Today in history, Abraham Lincoln won the presidential election to become the 16th president of the United States of America over a severely partitioned Democratic Party, thus, making him the first ever Republican to win the White House race. He was able to get only 40 percent of the electorate, yet Lincoln beat the other three different candidates from Southern Democrat John C. Breckinridge, Constitutional Union candidate John Bell, and Northern Democrat Stephen Douglas, a onetime rival and U.S. congressman for Illinois.
Born and bred in Kentucky, Lincoln became a lawyer, and even the former Whig representative to the Congress. He gained popularity during the great debate against Stephen Douglas of Illinois for U.S. Senate seat in 1858. The senatorial battle highlighted an astounding arrangement of well-constructed open arguments on the matter relating to slavery, which is widely known as the "Lincoln-Douglas debates" where Lincoln opposed the spread of slavery, while Douglas argued that every region ought to have the privilege to choose whether it would turn out to be free or slave. In the final analysis, Lincoln lost the Senate race, however his campaign conveyed national awareness regarding the youthful Republican Party. Two years later, Lincoln won the party's presidential primaries.
At the presidential election in November 1860, Lincoln once again had to compete against Douglas, who is representing a faction of a vigorously separated Democratic Party, and additionally Breckinridge and Bell. The declaration of Lincoln's triumph flagged the withdrawal of the Southern states, which since the start of the year had been openly threatening to secede if the Republicans won the White House race.

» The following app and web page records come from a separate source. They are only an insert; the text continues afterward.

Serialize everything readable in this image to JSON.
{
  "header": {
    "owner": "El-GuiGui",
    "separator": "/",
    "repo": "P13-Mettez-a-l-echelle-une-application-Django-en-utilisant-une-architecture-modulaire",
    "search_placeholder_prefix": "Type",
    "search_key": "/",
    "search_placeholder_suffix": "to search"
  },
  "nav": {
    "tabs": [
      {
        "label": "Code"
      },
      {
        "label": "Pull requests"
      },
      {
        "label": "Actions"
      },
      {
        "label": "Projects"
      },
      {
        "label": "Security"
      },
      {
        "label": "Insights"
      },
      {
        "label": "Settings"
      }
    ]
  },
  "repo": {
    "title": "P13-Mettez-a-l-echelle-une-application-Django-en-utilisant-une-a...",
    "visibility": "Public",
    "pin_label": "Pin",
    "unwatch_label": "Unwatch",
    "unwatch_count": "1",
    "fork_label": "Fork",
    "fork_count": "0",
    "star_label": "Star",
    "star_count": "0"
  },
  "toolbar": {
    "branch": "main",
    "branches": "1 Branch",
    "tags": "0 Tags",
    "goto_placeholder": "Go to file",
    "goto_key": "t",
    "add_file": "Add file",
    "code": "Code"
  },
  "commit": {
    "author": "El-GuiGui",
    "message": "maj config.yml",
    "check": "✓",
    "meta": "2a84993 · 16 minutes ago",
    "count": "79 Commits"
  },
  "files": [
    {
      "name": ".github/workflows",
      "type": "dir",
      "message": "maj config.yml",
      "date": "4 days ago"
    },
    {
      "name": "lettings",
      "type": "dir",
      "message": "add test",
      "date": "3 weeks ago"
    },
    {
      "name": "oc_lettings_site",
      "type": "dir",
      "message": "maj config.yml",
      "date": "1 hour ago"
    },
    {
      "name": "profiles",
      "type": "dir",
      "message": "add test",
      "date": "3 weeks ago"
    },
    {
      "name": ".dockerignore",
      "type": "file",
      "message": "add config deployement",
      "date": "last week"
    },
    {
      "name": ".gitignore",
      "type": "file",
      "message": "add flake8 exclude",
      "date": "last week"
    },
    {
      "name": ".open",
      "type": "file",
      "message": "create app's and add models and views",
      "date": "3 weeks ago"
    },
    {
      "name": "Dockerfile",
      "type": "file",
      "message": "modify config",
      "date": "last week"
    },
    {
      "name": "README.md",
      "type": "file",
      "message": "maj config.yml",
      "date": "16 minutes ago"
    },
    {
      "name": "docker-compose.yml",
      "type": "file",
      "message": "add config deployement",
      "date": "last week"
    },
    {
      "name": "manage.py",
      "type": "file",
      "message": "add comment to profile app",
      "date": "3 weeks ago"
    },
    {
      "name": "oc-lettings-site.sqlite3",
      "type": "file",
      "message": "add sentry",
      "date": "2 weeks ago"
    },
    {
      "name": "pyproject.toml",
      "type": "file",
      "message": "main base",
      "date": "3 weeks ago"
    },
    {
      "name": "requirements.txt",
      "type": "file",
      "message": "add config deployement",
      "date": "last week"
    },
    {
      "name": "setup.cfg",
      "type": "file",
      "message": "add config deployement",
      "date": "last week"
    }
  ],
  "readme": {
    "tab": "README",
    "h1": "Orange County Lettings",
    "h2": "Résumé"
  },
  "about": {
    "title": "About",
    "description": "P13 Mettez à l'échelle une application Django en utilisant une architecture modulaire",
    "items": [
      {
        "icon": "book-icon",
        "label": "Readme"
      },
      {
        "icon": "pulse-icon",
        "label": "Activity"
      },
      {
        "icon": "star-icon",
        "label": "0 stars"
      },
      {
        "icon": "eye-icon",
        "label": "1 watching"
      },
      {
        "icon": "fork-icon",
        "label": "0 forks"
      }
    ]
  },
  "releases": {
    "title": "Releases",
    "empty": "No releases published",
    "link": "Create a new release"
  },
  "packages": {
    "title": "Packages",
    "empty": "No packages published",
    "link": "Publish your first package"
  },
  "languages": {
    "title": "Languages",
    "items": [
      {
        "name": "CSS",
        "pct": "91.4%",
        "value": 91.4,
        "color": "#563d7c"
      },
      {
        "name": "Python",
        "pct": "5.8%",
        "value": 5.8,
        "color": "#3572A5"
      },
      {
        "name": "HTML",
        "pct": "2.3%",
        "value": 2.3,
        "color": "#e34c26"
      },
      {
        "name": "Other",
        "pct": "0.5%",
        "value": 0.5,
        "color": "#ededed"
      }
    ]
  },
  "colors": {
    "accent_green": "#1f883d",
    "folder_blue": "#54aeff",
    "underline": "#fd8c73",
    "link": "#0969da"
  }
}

As at the time of Lincoln's inauguration on March 4, 1861, the Confederate States of America had been formally formed with only seven Southern Democratic states. The Confederate States decided to make Jefferson Davis as president of the newly established states. This event led to the American Civil War that started one month later when Confederate armies under General P.G.T. Beauregard opened fire on Union-held Fort Sumter in South Carolina. Eventually, in 1863, the Confederacy lost the battle, Lincoln liberated the slaves and in 1864, he was reelected for a second term as the president of the United States. At Ford's Theatre in Washington D.C. in April 1865, a Confederate supporter named John Wilkes Booth assassinated Abraham Lincoln. The assault came just five days after the American Civil War ended with the surrender of Confederate General Robert E. Lee at Appomattox.
To this day, Abraham Lincoln is regarded as one of the greatest American presidents ever for his role in protecting the Union, abolishing slavery, and for his exceptional character and effective eloquence.